Recorded data:
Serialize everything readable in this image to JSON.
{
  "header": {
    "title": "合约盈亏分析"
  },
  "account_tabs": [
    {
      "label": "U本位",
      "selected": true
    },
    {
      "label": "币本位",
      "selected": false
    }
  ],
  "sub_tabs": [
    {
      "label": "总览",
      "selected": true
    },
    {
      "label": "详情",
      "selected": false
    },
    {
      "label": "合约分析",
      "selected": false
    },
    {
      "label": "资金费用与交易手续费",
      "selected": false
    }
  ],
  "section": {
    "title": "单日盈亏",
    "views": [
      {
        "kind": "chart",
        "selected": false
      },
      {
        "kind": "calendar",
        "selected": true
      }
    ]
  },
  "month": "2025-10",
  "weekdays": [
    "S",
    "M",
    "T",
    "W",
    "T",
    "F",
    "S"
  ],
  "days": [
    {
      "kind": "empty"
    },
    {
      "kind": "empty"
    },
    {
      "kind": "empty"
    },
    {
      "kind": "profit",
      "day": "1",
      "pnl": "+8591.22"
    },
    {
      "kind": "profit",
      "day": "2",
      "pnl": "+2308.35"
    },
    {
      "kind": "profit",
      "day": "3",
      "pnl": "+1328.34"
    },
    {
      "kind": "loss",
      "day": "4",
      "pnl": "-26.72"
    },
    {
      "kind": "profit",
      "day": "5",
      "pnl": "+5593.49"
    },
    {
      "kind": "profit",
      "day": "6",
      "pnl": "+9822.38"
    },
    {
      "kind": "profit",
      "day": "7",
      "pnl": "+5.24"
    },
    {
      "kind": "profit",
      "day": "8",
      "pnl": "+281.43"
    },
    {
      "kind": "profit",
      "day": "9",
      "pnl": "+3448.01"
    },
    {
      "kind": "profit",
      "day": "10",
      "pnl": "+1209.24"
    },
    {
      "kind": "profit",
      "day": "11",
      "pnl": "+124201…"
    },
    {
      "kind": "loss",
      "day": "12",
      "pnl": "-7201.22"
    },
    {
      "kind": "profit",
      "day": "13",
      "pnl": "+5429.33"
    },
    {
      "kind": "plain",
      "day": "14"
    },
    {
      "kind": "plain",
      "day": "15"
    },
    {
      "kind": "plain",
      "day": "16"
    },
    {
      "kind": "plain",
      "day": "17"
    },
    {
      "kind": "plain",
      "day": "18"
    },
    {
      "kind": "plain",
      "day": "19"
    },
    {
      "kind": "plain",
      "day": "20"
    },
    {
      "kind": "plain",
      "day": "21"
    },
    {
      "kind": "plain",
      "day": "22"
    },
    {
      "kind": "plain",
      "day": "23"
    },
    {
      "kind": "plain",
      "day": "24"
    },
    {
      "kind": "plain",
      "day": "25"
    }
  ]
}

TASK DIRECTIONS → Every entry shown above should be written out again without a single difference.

ANSWER BOX →
Serialize everything readable in this image to JSON.
{
  "header": {
    "title": "合约盈亏分析"
  },
  "account_tabs": [
    {
      "label": "U本位",
      "selected": true
    },
    {
      "label": "币本位",
      "selected": false
    }
  ],
  "sub_tabs": [
    {
      "label": "总览",
      "selected": true
    },
    {
      "label": "详情",
      "selected": false
    },
    {
      "label": "合约分析",
      "selected": false
    },
    {
      "label": "资金费用与交易手续费",
      "selected": false
    }
  ],
  "section": {
    "title": "单日盈亏",
    "views": [
      {
        "kind": "chart",
        "selected": false
      },
      {
        "kind": "calendar",
        "selected": true
      }
    ]
  },
  "month": "2025-10",
  "weekdays": [
    "S",
    "M",
    "T",
    "W",
    "T",
    "F",
    "S"
  ],
  "days": [
    {
      "kind": "empty"
    },
    {
      "kind": "empty"
    },
    {
      "kind": "empty"
    },
    {
      "kind": "profit",
      "day": "1",
      "pnl": "+8591.22"
    },
    {
      "kind": "profit",
      "day": "2",
      "pnl": "+2308.35"
    },
    {
      "kind": "profit",
      "day": "3",
      "pnl": "+1328.34"
    },
    {
      "kind": "loss",
      "day": "4",
      "pnl": "-26.72"
    },
    {
      "kind": "profit",
      "day": "5",
      "pnl": "+5593.49"
    },
    {
      "kind": "profit",
      "day": "6",
      "pnl": "+9822.38"
    },
    {
      "kind": "profit",
      "day": "7",
      "pnl": "+5.24"
    },
    {
      "kind": "profit",
      "day": "8",
      "pnl": "+281.43"
    },
    {
      "kind": "profit",
      "day": "9",
      "pnl": "+3448.01"
    },
    {
      "kind": "profit",
      "day": "10",
      "pnl": "+1209.24"
    },
    {
      "kind": "profit",
      "day": "11",
      "pnl": "+124201…"
    },
    {
      "kind": "loss",
      "day": "12",
      "pnl": "-7201.22"
    },
    {
      "kind": "profit",
      "day": "13",
      "pnl": "+5429.33"
    },
    {
      "kind": "plain",
      "day": "14"
    },
    {
      "kind": "plain",
      "day": "15"
    },
    {
      "kind": "plain",
      "day": "16"
    },
    {
      "kind": "plain",
      "day": "17"
    },
    {
      "kind": "plain",
      "day": "18"
    },
    {
      "kind": "plain",
      "day": "19"
    },
    {
      "kind": "plain",
      "day": "20"
    },
    {
      "kind": "plain",
      "day": "21"
    },
    {
      "kind": "plain",
      "day": "22"
    },
    {
      "kind": "plain",
      "day": "23"
    },
    {
      "kind": "plain",
      "day": "24"
    },
    {
      "kind": "plain",
      "day": "25"
    }
  ]
}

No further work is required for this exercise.